In the overall analysis of interest groups, it is clear that even the most powerful group does not always
prevail. By definition, an interest group can only be effective on a narrow range of interests that hold
the group together. When groups try to deal with broad policy issues, they fragment their membership
base and cannot influence policy.

UNIT 1: FOUNDATIONS OF GOVERNMENT

U.S. GOVERNMENT | Peterson

What is a Political Party?
A political party is a group of political activists who organize to win elections, to operate the
government, and to determine public policy. Political parties have five basic functions. These are: (1)
recruiting candidates for public office, (2) organizing and running elections, (3) presenting alternative
policies, (4) accepting responsibility for operating the government, and (5) acting as the organized
opposition to the party in power.

Why Has the Two-Party System Endured?
There are a number of factors that explain why the United States has a two-party system. The
development of the Federalists and Anti-Federalists early in our history established the foundation for
two parties based on two distinct sets of interests. Political socialization of children to identify with the
party of the parent has been an important factor in maintaining the two-party system. Our political
culture has been one of consensus and moderation, which discourages radical third parties. The winnertake-all election system, particularly the Electoral College for electing the President, makes it very
difficult for third parties to have any electoral success. Finally, most state and federal election laws
provide a clear advantage to the two major parties. Third party candidates for President are not eligible
for federal matching funds.

The Role of Minor Parties in U.S. Political History
Minor parties have not been able to compete successfully with the two major parties but have played an
important role in our political life. Ideological based minor parties, such as the Socialist Party, had some
electoral success in the early twentieth century. The most successful minor parties split from the major
parties. The Bull Moose Progressive Party in 1912 nominated Theodore Roosevelt for President, which
created a three-way race and gave the election to Democrat Woodrow Wilson. A Democrat splinter
party, the American Independent Party, supported George Wallace for President in 1968. Wallace
received 46 electoral votes for president, an impressive performance for a third party candidate. Minor
parties have had an impact on American politics by raising important political issues, which are usually
taken over by the two major parties. In some cases third party candidates determine the outcome of
the presidential election. See Table 8-3 for the policies of third parties. The third party candidate in
1992, H. Ross Perot, probably took votes away from Republican George Bush to give the victory to
Democrat Bill Clinton. The third party candidate in 2000, Ralph Nader, probably took votes away from
Democrat Al Gore and opened the door for George W. Bush to win.

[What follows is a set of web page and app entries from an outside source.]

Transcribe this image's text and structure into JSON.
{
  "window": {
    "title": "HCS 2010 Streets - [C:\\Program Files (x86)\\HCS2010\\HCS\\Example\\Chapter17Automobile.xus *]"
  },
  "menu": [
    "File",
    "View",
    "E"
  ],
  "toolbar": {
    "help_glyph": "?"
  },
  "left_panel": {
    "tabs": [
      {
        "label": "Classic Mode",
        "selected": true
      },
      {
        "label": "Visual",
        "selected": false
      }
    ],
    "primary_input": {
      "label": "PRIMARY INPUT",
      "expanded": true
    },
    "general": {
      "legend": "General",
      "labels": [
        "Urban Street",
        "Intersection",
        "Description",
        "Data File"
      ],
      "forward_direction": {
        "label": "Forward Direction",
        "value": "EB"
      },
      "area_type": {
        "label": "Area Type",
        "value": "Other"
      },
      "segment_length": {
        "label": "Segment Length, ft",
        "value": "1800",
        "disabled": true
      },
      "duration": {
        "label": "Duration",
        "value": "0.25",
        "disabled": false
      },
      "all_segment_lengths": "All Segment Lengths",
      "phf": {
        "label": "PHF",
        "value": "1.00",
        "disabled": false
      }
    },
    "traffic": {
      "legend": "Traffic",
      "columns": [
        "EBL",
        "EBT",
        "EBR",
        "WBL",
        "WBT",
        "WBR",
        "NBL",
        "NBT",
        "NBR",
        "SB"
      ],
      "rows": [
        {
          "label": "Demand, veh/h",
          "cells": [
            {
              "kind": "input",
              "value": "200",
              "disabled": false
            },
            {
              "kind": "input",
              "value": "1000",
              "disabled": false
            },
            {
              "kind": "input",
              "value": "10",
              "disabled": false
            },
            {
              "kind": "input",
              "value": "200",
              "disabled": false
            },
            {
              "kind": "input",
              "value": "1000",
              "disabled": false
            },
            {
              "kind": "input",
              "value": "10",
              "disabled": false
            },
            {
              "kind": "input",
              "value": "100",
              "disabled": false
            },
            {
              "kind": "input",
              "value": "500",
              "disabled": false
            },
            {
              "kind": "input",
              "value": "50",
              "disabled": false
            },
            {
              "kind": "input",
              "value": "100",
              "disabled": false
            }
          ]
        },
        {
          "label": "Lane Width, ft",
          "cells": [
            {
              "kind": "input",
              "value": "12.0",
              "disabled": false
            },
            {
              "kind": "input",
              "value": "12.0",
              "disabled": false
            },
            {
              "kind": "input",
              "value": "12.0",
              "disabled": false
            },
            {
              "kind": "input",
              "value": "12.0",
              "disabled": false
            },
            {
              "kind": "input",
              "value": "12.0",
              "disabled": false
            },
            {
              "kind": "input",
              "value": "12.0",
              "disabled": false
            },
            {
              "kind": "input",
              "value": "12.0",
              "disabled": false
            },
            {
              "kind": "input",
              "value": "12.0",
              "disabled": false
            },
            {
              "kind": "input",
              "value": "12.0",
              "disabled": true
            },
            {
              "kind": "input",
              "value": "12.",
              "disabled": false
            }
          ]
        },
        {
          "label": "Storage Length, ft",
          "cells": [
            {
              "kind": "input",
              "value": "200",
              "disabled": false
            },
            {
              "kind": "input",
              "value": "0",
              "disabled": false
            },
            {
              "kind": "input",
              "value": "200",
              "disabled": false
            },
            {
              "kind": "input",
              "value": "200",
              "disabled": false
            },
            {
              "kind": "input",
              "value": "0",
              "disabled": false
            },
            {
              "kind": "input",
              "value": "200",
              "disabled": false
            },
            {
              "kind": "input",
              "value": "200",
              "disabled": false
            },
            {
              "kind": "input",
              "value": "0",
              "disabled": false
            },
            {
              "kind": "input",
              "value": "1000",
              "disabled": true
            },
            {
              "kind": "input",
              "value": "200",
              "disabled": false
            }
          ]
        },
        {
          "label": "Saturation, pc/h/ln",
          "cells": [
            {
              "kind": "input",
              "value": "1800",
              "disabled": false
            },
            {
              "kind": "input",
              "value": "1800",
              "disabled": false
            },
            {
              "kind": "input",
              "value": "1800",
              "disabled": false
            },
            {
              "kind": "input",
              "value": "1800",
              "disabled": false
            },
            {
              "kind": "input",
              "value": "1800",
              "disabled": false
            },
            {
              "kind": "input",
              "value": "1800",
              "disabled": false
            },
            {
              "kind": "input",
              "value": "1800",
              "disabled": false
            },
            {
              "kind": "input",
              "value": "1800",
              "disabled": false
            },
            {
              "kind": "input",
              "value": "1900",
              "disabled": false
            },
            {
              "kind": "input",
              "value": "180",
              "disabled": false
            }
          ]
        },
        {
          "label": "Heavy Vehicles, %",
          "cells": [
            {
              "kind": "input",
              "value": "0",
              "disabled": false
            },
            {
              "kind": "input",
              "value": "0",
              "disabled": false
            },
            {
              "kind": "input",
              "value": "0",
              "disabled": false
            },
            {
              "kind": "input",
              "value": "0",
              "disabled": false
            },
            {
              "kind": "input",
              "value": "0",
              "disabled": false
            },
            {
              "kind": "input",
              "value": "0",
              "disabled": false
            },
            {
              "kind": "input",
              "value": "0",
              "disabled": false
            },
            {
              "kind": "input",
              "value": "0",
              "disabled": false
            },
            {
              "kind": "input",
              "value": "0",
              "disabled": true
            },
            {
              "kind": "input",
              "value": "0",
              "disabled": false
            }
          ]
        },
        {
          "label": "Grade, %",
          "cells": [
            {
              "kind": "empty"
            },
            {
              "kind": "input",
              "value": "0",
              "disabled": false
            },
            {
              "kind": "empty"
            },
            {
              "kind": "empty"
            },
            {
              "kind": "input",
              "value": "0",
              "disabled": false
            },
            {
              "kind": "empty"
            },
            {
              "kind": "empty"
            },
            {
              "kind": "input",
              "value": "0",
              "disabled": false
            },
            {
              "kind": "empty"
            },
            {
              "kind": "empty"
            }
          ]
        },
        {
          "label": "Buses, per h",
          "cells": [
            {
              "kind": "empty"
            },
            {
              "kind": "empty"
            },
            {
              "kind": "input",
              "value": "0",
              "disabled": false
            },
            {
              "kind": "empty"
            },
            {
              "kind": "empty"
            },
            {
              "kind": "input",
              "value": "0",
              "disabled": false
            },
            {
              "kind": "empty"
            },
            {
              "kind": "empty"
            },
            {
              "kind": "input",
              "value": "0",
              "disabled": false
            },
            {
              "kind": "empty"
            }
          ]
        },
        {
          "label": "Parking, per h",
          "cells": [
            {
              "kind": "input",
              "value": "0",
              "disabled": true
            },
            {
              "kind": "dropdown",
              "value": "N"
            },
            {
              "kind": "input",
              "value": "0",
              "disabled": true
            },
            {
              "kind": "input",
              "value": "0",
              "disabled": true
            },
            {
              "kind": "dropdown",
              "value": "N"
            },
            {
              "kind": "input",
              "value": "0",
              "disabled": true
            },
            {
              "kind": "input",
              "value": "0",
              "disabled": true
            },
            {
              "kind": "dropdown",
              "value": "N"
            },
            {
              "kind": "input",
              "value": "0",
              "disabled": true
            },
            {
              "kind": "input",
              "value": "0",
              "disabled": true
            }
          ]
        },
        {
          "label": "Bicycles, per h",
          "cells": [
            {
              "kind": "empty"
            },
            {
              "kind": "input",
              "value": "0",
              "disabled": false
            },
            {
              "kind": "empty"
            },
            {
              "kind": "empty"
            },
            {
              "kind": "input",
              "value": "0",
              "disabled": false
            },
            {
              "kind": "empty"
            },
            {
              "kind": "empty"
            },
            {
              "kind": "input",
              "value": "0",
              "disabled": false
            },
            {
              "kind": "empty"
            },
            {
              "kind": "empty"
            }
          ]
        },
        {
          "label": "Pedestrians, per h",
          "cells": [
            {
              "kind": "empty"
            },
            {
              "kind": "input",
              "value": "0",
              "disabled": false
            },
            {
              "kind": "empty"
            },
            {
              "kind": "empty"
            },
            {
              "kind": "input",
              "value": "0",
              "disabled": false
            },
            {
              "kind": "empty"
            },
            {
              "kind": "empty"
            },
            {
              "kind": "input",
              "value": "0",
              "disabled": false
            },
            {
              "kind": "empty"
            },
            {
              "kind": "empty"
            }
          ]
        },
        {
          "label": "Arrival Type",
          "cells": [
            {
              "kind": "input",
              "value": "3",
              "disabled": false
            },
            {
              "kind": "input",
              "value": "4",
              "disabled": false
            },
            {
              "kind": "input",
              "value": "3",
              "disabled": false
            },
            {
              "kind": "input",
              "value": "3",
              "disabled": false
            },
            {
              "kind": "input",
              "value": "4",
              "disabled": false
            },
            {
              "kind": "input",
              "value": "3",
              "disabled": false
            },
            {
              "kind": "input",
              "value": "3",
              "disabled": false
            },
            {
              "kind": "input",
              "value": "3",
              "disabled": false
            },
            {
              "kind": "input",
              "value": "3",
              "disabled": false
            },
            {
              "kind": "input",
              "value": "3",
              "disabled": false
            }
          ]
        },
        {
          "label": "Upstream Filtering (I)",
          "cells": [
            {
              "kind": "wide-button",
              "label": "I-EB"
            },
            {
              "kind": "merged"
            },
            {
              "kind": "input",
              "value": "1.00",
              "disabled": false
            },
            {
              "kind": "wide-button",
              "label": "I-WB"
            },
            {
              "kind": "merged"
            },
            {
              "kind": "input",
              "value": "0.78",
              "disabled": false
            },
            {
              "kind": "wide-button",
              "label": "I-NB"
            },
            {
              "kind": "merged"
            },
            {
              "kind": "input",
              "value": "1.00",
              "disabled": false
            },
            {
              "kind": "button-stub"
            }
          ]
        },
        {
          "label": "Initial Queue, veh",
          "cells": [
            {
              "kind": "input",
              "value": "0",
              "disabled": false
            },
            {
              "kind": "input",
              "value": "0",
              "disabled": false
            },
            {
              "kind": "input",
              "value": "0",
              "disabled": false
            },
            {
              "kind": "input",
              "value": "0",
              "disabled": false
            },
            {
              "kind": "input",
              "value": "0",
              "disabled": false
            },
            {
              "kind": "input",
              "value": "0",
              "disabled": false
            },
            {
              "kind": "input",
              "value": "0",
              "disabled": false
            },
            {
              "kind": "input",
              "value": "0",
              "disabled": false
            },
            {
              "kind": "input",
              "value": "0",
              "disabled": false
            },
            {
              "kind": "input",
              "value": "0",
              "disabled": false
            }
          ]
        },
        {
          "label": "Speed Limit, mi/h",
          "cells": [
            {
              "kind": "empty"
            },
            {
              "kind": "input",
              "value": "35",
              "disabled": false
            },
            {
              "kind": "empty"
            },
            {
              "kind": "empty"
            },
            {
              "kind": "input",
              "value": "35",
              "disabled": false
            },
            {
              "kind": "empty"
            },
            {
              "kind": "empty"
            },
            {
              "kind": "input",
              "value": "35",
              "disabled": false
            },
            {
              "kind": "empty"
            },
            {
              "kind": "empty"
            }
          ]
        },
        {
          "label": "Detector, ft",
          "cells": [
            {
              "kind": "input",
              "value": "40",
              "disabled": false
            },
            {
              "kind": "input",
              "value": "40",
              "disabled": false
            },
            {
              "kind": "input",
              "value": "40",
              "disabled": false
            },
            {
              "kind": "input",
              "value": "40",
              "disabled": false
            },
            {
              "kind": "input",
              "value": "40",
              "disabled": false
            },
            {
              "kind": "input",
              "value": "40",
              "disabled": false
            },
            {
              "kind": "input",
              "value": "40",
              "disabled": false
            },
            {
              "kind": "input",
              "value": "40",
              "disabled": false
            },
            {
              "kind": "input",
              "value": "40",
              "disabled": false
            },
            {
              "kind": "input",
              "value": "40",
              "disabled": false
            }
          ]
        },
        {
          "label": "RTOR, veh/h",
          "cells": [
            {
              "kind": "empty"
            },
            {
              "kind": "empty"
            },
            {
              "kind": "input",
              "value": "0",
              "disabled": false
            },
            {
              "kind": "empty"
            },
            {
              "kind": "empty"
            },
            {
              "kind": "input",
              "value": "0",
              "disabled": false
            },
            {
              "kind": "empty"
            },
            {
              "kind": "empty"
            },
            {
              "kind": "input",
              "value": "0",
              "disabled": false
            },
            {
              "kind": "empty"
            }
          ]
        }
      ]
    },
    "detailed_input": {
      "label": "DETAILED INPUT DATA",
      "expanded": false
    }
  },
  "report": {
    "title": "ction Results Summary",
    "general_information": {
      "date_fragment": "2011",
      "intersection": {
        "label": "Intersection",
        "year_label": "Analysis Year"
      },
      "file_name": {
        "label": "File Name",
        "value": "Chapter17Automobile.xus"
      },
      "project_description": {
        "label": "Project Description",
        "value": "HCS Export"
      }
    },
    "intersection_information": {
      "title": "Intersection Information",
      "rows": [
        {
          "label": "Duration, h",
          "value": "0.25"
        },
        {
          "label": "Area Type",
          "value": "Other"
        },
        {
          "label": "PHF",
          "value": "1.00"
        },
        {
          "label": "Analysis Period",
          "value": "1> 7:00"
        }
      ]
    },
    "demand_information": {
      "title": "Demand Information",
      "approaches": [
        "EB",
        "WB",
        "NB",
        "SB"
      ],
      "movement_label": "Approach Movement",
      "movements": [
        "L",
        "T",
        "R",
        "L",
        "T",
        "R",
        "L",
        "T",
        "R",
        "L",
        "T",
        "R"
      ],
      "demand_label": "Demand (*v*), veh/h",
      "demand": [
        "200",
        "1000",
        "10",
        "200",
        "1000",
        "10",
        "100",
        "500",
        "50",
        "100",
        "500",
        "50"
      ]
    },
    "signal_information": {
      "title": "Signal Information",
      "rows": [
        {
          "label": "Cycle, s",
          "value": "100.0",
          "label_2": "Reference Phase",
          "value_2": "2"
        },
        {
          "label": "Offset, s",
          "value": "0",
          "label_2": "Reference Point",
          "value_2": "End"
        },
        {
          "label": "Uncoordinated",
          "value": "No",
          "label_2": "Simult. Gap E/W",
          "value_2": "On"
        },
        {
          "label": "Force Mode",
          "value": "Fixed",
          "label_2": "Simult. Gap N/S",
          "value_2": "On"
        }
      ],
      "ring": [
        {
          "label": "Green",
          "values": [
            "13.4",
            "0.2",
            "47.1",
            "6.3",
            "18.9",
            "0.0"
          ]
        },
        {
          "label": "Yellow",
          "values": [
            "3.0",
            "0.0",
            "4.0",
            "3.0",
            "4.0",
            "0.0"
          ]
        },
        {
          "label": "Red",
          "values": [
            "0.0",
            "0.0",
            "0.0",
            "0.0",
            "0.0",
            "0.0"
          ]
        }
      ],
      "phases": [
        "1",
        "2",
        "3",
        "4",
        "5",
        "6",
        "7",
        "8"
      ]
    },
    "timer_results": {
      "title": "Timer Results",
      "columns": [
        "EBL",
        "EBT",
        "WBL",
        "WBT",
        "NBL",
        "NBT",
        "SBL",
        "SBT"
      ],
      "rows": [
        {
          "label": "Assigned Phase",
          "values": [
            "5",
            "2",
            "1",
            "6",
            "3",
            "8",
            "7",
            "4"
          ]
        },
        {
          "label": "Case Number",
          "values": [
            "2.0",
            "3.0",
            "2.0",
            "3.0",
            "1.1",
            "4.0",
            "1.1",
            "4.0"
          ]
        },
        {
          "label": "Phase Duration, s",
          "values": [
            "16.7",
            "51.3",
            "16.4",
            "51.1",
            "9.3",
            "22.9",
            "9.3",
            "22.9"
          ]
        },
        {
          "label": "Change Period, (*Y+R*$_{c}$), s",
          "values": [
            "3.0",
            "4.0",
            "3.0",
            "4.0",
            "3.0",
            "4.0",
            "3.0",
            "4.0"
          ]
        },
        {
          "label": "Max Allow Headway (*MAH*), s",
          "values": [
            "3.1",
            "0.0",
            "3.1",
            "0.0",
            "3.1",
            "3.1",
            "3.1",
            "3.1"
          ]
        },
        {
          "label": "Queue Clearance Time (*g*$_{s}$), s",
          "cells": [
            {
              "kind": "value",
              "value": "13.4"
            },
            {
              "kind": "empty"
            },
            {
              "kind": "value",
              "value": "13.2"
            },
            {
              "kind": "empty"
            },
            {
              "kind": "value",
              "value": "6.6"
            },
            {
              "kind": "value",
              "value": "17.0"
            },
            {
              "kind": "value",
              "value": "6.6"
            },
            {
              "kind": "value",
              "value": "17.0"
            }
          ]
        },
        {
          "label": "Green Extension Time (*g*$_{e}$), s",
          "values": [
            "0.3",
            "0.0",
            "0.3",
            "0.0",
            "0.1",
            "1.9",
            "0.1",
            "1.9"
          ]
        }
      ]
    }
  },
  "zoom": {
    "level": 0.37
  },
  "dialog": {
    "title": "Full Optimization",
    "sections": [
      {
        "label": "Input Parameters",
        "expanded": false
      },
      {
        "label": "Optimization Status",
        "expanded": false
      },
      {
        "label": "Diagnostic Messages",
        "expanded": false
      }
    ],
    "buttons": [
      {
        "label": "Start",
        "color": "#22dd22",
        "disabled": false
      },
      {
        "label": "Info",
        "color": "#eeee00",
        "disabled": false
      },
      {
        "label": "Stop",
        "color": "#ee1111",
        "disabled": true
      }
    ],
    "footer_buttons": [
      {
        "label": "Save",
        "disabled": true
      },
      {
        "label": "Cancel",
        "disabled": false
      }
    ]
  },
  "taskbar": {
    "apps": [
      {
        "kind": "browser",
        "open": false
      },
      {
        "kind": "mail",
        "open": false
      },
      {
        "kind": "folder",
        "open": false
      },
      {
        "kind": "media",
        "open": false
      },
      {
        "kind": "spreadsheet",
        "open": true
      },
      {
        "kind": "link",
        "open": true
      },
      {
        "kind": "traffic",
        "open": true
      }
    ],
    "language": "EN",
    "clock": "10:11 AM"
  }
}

Mechanisms of Political Change
What does the future hold for the Democrats and Republicans? The Republicans dominated from 1896
to 1932 and the Democrats dominated from 1932 to 1968. A realigning election is one in which one
party becomes dominant over the other. Realignment is a much-debated issue, as experts disagree
about which elections indicate partisan dominance and whether cycles of realignment can be predicted.
Dealignment indicates a movement away from the two major parties. Thirty three percent of voters
today classify themselves as Independents.
When the party elects its members to hold government office, there are a number of factors that limit
the ability of the party to carry out its programs. The system of checks and balances works to control
parties because the voting public seems to prefer a “divided government” with the executive and
legislative branches controlled by different parties. This is evident in the increasing trend of ticket
splitting. There are swing voters who switch their support from one party to another. Another
phenomenon that can alter the political landscape is tipping, in which a growing population group
becomes large enough to change the political balance.